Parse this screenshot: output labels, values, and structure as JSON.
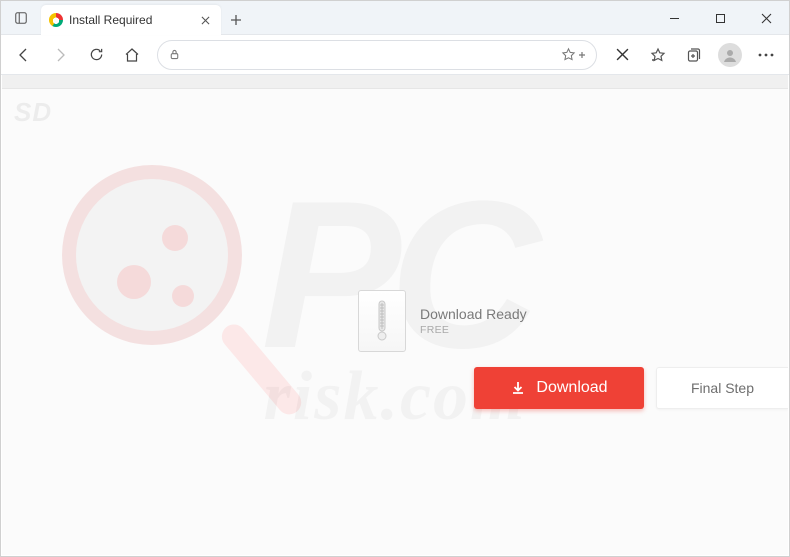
{
  "window": {
    "tab_title": "Install Required"
  },
  "toolbar": {
    "address_value": "",
    "address_placeholder": ""
  },
  "page": {
    "watermark_sd": "SD",
    "watermark_pc": "PC",
    "watermark_sub": "risk.com",
    "card": {
      "title": "Download Ready",
      "subtitle": "FREE"
    },
    "download_label": "Download",
    "final_label": "Final Step"
  }
}
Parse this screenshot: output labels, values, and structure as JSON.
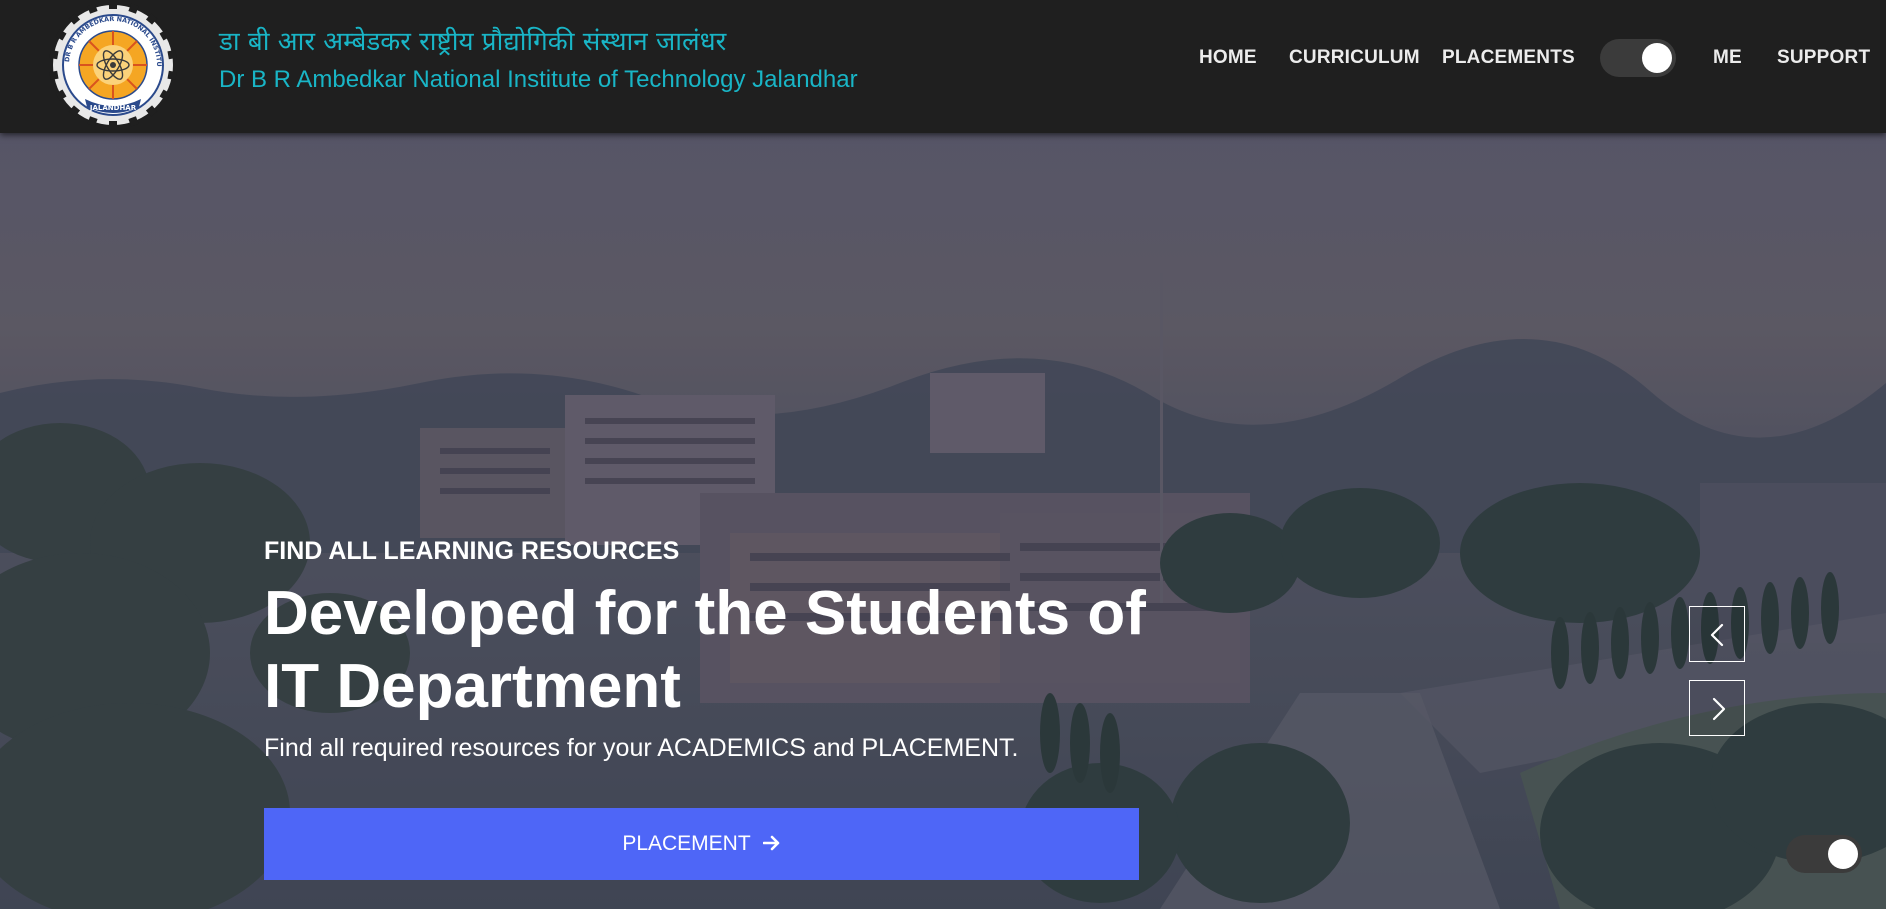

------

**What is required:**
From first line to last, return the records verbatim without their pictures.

**Answer section:**
Parse this screenshot: output labels, values, and structure as JSON.
{
  "window": {
    "tab_title": "Install Required"
  },
  "toolbar": {
    "address_value": "",
    "address_placeholder": ""
  },
  "page": {
    "watermark_sd": "SD",
    "watermark_pc": "PC",
    "watermark_sub": "risk.com",
    "card": {
      "title": "Download Ready",
      "subtitle": "FREE"
    },
    "download_label": "Download",
    "final_label": "Final Step"
  }
}
Parse this screenshot: output labels, values, and structure as JSON.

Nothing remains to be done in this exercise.